(Brief) Your response must be made up of each line in the data below that contains the string "avatar".

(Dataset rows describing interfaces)

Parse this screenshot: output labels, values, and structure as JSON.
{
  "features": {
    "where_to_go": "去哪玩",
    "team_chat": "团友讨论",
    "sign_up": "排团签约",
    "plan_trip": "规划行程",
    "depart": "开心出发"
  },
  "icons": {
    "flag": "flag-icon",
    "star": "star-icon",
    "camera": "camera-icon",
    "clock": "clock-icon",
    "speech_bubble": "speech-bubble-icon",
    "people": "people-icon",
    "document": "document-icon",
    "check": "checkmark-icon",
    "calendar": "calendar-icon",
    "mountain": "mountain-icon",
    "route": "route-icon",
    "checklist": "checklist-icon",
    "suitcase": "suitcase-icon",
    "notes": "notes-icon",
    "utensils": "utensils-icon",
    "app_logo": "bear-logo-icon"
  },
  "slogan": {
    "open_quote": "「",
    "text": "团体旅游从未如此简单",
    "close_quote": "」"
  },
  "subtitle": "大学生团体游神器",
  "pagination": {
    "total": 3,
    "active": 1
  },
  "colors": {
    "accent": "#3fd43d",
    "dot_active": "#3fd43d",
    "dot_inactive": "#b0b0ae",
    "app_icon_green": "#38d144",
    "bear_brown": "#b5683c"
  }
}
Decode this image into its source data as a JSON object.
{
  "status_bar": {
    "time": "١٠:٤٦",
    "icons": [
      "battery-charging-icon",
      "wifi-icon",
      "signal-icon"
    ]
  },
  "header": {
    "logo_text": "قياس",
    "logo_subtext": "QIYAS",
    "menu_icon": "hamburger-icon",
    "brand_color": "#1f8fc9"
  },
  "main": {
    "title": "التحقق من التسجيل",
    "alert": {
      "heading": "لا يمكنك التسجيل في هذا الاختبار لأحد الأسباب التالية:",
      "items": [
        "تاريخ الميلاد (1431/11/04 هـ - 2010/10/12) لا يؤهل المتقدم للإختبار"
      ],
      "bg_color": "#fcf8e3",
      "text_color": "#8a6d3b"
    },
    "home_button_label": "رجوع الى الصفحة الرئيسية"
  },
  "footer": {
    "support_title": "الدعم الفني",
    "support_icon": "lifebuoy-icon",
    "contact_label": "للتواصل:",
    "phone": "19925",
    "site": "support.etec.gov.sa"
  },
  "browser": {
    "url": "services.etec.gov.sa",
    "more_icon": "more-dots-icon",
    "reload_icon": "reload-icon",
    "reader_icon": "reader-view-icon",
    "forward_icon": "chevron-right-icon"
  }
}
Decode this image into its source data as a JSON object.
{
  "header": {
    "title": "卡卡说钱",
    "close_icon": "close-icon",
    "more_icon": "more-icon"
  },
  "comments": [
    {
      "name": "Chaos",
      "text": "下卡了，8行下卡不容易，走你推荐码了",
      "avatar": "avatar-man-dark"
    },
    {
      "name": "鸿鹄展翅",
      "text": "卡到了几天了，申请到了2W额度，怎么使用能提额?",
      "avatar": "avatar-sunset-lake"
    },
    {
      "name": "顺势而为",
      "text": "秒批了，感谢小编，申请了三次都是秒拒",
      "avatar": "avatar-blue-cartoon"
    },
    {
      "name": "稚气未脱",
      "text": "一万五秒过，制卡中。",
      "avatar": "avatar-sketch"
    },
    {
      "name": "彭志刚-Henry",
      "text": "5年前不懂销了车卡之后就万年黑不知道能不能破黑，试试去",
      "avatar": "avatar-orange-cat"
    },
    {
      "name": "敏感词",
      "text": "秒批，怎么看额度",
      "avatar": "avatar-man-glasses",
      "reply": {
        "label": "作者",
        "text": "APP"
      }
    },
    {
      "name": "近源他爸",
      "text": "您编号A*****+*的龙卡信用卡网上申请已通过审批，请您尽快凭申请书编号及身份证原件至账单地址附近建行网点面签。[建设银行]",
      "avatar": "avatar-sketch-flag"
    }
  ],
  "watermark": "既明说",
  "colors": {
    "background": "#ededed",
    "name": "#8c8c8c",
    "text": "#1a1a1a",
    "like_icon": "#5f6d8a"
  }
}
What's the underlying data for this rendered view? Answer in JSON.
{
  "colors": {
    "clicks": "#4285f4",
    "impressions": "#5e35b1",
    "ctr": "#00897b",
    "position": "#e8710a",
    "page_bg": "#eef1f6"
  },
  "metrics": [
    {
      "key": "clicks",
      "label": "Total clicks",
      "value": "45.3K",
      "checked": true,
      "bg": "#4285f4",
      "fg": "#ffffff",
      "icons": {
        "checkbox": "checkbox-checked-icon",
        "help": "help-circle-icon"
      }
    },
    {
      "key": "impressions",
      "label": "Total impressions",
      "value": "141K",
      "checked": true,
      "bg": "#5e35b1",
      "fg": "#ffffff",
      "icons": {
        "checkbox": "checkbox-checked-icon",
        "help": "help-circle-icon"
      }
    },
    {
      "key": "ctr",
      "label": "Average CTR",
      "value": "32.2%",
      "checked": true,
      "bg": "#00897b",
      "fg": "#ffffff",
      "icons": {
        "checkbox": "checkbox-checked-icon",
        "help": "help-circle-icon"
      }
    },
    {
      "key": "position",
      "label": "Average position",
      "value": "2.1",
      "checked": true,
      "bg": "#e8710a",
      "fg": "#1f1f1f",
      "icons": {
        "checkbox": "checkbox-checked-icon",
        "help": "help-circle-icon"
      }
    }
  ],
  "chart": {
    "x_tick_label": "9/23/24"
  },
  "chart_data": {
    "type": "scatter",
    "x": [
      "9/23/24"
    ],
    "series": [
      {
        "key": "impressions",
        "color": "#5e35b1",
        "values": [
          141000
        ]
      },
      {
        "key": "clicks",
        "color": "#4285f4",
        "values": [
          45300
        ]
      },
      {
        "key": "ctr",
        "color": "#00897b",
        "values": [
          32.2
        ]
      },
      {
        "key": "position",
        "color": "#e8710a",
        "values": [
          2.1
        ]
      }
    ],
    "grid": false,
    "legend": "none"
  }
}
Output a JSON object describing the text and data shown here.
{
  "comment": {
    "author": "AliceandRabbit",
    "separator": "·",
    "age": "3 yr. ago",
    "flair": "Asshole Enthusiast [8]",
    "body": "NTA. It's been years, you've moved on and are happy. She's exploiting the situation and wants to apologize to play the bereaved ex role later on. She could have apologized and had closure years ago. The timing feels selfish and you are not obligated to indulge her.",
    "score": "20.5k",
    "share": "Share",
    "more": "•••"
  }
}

(Response to this exercise)
      "avatar": "avatar-man-dark"
      "avatar": "avatar-sunset-lake"
      "avatar": "avatar-blue-cartoon"
      "avatar": "avatar-sketch"
      "avatar": "avatar-orange-cat"
      "avatar": "avatar-man-glasses",
      "avatar": "avatar-sketch-flag"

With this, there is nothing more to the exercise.